The other day I was at dinner with two neighbors, commemorating our survival of Hurricane Gustav. The conversation turned to politics, which was unfortunate because I’ve done a good job in the past few weeks of completely ignoring the presidential race. I’m fed up with the campaign and all of the pandering to prejudice and ignorance that is the staple diet of any political contest.
People are ignorant, and politics does little more than remind me of how supremely ignorant we as a nation are. Anyway, back to the dinner conversation. One of my friends said she wouldn’t vote for Obama because he wasn’t good for the economy. I asked her why and she said because he would raise taxes too much. She asked me who I was voting for, and I replied truthfully that I had decided that I would no longer vote in political contests.
Why not? Especially in this important presidential race?
Well, I replied, apart from my baseline disgust for political elections, I don’t feel like I’m competent to pick the right person to lead the country. I agree that whoever can help the economy would probably be the best bet, but I don’t know enough about the economy to make that determination. Even if I did, I would have to know how to decipher the candidates’ proposals (filtering for the pablum that is spewed out to confuse voters). The conversation the drifted off into an exhortation of my ‘obligation to vote.’ Blah, blah, blah…
Anyway, yesterday I saw that Scott Adams had paid for a survey of economists to tell him (and anyone who was interested in the results of the survey) who would be the best candidate. As he puts it:
“This summer I found myself wishing someone would give voters useful and unbiased information about which candidate has the best plans for the economy. Then I realized that I am someone, which is both inconvenient and expensive. So for once I asked not what my country could do for me.”
The survey results are here if you are interested, and many of you will be. But I suspect most of you will be interested only to see if it confirms your firmly established notion of who is the best economic candidate. Which is why I remain committed to my position as well. I’m not voting because I refuse to participate in a process in which a majority of the people are committed to ignorance. Our political leaders do not seek to make us smarter; they are happy to capitalize on our commitment.

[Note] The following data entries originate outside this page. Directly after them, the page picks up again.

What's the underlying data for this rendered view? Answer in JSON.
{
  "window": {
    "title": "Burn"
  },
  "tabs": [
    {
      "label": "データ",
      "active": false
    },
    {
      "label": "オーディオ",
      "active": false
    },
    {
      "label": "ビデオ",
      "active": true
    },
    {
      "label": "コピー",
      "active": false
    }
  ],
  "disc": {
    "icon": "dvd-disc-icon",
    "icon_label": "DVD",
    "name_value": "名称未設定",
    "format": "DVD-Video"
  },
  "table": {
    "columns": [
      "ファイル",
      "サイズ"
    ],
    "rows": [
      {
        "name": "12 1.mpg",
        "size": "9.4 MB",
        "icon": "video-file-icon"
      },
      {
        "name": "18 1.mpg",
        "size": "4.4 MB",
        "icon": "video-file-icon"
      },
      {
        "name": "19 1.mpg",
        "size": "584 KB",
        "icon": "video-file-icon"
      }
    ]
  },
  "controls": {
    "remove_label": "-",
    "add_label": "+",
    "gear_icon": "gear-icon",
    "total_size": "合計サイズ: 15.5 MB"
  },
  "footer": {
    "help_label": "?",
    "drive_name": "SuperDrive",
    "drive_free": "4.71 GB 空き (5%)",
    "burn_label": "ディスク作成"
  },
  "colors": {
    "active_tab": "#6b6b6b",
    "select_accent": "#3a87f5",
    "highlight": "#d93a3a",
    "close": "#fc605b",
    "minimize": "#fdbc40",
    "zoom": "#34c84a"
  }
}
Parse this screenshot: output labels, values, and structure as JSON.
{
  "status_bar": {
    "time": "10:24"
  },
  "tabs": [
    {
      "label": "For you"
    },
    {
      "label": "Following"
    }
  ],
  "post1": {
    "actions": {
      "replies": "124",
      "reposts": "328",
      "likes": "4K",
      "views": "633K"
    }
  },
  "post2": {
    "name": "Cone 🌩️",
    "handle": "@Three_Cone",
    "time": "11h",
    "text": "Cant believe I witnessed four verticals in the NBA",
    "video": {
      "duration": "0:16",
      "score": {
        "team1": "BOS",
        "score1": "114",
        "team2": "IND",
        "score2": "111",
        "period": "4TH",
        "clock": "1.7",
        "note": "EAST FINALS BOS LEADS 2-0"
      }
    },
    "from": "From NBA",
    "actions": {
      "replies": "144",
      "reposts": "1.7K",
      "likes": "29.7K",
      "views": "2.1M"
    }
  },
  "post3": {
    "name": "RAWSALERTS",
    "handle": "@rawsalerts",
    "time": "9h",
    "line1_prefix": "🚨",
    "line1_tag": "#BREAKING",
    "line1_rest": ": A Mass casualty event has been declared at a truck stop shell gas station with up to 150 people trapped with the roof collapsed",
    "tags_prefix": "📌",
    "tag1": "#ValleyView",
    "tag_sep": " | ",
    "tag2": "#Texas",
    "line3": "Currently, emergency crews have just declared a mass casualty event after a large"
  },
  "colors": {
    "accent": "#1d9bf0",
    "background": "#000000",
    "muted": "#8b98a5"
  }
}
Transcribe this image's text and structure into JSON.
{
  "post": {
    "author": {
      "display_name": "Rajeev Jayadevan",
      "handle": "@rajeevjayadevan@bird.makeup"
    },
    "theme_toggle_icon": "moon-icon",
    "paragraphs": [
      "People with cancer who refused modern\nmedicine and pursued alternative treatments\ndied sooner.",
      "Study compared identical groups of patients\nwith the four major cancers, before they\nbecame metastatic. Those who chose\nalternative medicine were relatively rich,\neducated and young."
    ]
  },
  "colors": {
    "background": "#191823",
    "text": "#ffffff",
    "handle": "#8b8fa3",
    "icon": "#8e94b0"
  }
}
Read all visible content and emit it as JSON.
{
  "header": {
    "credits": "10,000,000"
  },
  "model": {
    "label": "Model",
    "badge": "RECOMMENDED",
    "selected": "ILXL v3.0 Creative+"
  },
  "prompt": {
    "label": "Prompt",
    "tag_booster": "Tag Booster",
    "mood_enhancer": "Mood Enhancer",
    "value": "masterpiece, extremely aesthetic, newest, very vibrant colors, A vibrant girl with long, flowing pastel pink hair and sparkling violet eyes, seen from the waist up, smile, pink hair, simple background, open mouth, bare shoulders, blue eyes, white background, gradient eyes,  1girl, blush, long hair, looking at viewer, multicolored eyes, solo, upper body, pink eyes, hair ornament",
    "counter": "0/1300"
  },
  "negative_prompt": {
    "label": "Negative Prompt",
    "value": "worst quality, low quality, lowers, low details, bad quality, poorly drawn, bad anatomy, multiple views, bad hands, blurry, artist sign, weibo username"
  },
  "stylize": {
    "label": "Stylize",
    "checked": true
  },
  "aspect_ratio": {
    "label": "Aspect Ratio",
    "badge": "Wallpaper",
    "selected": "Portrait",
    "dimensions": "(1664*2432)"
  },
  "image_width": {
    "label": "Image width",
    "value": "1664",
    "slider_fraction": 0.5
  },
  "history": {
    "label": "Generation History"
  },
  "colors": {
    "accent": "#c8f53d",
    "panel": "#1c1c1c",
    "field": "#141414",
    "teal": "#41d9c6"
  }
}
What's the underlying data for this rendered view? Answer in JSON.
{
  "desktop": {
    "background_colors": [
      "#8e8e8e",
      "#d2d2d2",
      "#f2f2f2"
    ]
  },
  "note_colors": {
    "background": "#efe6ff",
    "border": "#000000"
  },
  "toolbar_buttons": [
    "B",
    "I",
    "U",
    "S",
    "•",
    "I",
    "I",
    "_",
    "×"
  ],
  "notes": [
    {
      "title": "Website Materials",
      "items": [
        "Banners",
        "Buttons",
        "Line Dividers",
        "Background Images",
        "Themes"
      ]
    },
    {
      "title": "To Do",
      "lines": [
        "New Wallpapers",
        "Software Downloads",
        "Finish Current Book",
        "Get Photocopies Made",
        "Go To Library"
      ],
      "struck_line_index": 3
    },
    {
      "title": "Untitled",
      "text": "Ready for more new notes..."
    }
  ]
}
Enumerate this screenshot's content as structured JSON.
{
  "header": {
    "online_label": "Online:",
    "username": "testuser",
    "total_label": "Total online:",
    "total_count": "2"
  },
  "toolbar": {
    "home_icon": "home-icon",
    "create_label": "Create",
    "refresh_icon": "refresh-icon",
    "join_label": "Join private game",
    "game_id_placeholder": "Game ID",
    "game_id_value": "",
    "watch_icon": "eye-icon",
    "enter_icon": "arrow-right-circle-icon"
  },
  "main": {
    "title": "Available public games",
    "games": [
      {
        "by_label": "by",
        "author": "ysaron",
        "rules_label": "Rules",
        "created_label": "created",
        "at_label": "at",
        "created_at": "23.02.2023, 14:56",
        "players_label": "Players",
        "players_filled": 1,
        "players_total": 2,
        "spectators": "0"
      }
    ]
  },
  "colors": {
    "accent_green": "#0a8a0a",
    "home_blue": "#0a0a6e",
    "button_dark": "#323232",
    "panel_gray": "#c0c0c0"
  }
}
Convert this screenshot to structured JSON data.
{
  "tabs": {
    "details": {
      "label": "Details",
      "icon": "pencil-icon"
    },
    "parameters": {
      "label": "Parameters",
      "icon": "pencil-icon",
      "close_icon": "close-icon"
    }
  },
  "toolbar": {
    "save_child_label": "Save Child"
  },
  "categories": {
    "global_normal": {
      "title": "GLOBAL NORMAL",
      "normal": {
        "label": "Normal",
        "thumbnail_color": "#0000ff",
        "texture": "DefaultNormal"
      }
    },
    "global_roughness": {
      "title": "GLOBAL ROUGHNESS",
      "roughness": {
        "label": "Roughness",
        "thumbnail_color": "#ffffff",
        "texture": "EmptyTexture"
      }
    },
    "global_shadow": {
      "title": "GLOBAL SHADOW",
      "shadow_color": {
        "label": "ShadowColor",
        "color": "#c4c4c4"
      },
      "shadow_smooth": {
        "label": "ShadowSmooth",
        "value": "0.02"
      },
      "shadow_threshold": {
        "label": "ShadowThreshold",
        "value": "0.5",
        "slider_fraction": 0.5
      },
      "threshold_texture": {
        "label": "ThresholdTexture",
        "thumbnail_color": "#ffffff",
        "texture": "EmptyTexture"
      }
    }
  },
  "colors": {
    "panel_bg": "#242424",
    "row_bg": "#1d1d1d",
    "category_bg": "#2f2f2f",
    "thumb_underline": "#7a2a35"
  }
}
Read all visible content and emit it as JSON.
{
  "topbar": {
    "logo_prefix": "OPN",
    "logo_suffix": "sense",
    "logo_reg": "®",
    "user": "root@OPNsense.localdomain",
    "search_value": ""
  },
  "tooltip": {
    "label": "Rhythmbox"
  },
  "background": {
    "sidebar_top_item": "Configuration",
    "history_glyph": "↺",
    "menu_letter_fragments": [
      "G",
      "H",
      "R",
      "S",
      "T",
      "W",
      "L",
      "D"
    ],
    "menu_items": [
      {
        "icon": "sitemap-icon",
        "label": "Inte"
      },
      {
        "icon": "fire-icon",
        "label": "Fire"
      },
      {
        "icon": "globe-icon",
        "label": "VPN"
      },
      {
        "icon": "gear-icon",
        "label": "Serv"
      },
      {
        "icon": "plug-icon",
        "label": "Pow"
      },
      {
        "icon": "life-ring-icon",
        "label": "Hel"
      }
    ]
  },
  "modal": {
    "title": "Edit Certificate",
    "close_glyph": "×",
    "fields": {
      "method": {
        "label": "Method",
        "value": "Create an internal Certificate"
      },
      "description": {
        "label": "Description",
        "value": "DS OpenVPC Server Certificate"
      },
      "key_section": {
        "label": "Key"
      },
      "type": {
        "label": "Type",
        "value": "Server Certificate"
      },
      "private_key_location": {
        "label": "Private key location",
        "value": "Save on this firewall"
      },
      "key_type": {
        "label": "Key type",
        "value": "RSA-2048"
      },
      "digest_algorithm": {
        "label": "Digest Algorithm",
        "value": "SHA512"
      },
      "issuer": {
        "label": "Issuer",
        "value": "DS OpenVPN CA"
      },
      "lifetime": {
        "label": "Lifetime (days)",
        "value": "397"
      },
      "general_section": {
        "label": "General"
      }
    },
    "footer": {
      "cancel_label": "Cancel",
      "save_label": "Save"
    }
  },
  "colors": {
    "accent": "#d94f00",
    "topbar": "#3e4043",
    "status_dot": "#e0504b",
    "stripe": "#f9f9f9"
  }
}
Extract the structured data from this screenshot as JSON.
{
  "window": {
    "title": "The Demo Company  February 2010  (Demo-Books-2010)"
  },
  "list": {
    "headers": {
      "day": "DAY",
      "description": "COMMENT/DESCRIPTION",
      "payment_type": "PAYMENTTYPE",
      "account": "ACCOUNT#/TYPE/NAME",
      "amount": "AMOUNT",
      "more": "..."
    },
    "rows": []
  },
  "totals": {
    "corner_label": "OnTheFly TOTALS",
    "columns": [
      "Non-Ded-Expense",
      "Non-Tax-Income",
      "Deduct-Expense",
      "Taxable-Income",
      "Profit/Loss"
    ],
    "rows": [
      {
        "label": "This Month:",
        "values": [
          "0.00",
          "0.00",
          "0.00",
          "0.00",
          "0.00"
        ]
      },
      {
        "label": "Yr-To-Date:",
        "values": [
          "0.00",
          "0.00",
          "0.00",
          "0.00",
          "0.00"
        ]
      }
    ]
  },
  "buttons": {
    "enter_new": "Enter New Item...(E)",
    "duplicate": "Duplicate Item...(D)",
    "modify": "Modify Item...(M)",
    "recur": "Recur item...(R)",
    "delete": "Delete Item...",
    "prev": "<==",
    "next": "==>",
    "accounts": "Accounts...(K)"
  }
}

Only nature can intervene, and it will. The only question is: how long will it take for nature to do its job? My guess is a lot sooner than we think.